- [AVAILABLE DATA]:

|---|

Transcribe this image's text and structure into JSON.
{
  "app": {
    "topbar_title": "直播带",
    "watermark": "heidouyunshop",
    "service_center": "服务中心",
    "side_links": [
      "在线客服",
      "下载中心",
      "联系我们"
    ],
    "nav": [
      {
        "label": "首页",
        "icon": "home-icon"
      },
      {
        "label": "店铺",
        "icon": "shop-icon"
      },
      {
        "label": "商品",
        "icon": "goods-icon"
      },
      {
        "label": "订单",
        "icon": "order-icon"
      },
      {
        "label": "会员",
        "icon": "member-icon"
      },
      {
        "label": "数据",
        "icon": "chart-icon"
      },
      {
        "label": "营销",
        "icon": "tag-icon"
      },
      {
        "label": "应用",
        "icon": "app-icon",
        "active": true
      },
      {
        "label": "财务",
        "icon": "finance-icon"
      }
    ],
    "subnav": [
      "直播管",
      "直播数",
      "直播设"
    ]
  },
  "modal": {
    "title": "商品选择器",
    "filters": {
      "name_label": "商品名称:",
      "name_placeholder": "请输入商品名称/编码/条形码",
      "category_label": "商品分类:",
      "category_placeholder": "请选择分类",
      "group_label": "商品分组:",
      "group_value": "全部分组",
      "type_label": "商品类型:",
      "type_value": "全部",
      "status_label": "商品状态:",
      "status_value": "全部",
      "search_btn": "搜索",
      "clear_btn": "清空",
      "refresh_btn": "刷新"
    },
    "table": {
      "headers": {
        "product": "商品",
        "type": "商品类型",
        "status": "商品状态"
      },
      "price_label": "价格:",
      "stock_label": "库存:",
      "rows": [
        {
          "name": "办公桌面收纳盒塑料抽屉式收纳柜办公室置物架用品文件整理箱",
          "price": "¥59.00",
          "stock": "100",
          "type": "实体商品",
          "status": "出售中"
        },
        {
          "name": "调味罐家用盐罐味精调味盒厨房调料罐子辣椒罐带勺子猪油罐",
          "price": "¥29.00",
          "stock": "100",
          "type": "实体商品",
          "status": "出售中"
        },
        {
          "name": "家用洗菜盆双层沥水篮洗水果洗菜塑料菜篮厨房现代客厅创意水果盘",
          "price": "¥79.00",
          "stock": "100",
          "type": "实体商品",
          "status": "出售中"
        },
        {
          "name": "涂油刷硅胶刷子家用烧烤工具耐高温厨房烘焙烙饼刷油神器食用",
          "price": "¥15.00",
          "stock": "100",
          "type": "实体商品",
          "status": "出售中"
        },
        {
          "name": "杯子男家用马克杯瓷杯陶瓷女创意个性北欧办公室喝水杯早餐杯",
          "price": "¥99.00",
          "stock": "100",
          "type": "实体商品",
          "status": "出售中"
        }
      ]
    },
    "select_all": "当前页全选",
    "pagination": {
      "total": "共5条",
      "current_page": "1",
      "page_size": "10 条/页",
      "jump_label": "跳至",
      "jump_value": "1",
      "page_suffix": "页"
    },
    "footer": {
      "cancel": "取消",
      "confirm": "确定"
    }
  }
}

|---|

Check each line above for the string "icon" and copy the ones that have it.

        "icon": "home-icon"
        "icon": "shop-icon"
        "icon": "goods-icon"
        "icon": "order-icon"
        "icon": "member-icon"
        "icon": "chart-icon"
        "icon": "tag-icon"
        "icon": "app-icon",
        "icon": "finance-icon"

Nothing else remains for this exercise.